  • Excessive softness means the turnip is past prime.

Keep these indicators in mind to ensure your turnips are always the freshest, tastiest additions to your meals, and remember to store them properly to extend their life as much as possible.

Proper Storage Techniques

Proper storage techniques ensure turnips stay fresh and edible for as long as possible. Understanding the ideal conditions and common errors can significantly extend the lifespan of these root vegetables. In this section, we delve into the best practices for storing turnips at room temperature and what to avoid.

Ideal Conditions for Longevity

Turnips thrive in specific conditions to maintain their freshness. Here’s what’s best for them:

  • Keep them cool: A cool room away from direct sunlight works best.
  • Avoid moisture: Dry environments prevent mold and rot.
  • Good air circulation: This stops moisture buildup and spoilage.

Common Storage Mistakes

Steer clear of these storage blunders with turnips:

  • Leaving them in plastic bags: Plastic traps humidity which can cause decay.
  • Exposure to heat: Heat speeds up spoilage.
  • Storing with apples or bananas: These fruits give off gases that can make turnips spoil faster.

Extending Turnips’ Freshness

Keeping turnips fresh after bringing them home is key to reducing waste and saving money. Extend the shelf life of your turnips in simple steps.

Use of Vegetable Preservers

Vegetable preservers can significantly extend the life of turnips. Products that absorb ethylene gas help. Fresh turnips stay crisp and nutritious longer.

DIY Methods to Retain Crispness

Simple DIY methods can keep turnips fresh. Try these:

  • Wrap turnips in a damp cloth. This keeps them moist.
  • Store them in a cool, dark place. A pantry works well.
  • Place them in a container with a lid. This protects them from air.

Remember, regular checks for signs of spoilage will ensure your turnips remain ideal for cooking.

Creative Usage of Aged Turnips

Welcome to the inventive world of turnip transformation! Turnips, the versatile root vegetables, can withstand room temperature for a surprisingly long time—sometimes up to a couple of weeks. But, what happens when they start to age beyond their prime? Don’t toss them out just yet! Aged turnips can be the unexpected heroes in your kitchen, offering flavors and textures that younger turnips can’t match. In this section, we’ll dive into some creative ways to utilize those less-than-fresh turnips and make the most of their unique character.

Cooking Ideas for Less Fresh Turnips

As turnips age, they might lose some of their crispness, but that doesn’t mean they lose their culinary value. Here are some delicious ways to give your aged turnips a second life:

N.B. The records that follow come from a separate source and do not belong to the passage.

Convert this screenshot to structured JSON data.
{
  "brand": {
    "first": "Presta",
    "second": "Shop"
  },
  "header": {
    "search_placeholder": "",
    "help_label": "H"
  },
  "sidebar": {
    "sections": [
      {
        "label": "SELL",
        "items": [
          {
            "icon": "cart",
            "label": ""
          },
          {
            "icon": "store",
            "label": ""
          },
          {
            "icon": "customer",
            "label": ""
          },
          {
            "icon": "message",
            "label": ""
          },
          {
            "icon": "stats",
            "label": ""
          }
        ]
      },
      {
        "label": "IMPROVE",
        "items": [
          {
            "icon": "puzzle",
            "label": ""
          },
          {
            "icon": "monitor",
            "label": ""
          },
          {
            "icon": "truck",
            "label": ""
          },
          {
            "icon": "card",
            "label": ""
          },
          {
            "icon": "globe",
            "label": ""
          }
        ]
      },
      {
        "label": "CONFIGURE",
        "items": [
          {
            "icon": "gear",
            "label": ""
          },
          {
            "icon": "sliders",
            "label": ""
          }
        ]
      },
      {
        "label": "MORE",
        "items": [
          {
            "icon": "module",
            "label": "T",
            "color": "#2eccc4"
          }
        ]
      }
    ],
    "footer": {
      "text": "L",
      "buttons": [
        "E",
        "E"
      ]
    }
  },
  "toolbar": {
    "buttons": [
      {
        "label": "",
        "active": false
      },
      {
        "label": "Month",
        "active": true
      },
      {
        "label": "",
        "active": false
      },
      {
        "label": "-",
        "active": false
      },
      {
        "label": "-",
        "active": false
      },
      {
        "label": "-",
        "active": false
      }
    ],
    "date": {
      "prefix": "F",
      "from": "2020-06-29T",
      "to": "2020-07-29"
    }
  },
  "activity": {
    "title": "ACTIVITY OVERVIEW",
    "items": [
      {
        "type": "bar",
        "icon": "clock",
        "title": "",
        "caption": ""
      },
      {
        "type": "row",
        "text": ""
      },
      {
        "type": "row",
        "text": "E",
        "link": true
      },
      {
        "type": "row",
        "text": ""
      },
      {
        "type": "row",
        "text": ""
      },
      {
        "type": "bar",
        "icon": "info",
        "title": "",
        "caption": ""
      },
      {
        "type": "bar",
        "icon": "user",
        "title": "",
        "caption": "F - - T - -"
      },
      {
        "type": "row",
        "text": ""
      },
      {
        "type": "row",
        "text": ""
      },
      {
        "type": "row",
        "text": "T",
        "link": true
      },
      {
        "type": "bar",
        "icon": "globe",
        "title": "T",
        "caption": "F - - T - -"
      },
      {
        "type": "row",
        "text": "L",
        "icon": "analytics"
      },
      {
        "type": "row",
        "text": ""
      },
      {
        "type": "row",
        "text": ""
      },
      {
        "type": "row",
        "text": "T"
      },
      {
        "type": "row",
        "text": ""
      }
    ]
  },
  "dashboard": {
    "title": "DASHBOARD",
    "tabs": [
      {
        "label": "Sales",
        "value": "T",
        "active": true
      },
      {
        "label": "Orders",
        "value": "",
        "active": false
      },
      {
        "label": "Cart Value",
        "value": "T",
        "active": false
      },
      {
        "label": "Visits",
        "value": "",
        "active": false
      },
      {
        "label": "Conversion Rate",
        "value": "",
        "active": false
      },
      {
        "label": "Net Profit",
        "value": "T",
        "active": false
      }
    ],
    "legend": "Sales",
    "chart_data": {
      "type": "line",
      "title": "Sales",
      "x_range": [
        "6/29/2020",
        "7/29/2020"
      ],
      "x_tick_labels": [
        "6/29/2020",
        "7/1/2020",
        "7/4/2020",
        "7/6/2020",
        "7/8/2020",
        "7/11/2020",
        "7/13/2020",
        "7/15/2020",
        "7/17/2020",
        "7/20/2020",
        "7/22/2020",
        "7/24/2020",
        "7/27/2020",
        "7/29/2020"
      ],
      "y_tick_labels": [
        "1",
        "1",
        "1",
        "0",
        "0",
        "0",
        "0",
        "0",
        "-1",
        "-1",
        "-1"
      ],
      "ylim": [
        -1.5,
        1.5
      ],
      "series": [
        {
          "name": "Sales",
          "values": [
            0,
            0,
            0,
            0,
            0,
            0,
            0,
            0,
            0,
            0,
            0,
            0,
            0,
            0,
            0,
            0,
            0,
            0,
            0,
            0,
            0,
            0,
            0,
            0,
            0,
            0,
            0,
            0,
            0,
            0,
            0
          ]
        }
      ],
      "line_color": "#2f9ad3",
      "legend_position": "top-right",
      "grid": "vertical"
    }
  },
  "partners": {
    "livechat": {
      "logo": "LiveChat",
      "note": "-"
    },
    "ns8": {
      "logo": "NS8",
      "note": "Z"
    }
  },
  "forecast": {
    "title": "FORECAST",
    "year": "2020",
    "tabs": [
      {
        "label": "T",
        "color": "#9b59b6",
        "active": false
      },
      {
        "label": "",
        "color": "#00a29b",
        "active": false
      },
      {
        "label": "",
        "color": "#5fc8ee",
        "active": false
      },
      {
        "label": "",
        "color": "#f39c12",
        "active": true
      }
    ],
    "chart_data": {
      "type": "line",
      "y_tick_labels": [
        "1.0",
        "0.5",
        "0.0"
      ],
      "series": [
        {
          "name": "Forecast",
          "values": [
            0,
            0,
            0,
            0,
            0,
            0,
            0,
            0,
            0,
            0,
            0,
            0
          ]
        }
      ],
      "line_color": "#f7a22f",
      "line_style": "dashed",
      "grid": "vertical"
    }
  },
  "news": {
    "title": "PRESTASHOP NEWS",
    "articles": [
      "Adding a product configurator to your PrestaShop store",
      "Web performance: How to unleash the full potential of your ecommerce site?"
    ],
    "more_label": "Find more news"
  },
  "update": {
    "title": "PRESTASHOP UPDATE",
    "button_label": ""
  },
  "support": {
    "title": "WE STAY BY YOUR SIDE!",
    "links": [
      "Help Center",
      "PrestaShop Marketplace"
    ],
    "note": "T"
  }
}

  • Roasting: Caramelize aged turnips to bring out a sweet, nutty flavor.
  • Mashed Turnips: A perfect alternative to mashed potatoes, blended with butter and cream.
  • Turnip Soup: Combine with broth, potatoes, and herbs for a hearty soup.
  • Pickling: Pickle them to add tang and crunch to salads or sandwiches.

Composting and Other Eco-friendly Options

If your aged turnips are beyond the point of cooking, consider these sustainable options:

  1. Composting: Turnips break down quickly and enrich your compost pile with essential nutrients.
  2. Plant Food: Blend aged turnips with water to make a nutrient-rich plant feed.
  3. Animal Treats: If you have pets like rabbits or pigs, they’ll enjoy turnips as a healthy snack.

Remember, every turnip has potential, even when they’re a bit too soft to the touch. Explore the joy of turning what might seem like waste into a resource that supports a sustainable kitchen and garden.


Safeguarding turnips and maximizing their shelf life is straightforward. Keep them in a cool, dry place for optimal freshness. Remember, at room temperature, turnips stay prime for about a week. For prolonged storage, consider the fridge or proper canning. Make the most of your turnips with these tips. See all in at Farm Pioneer for knowledge based for Turnips.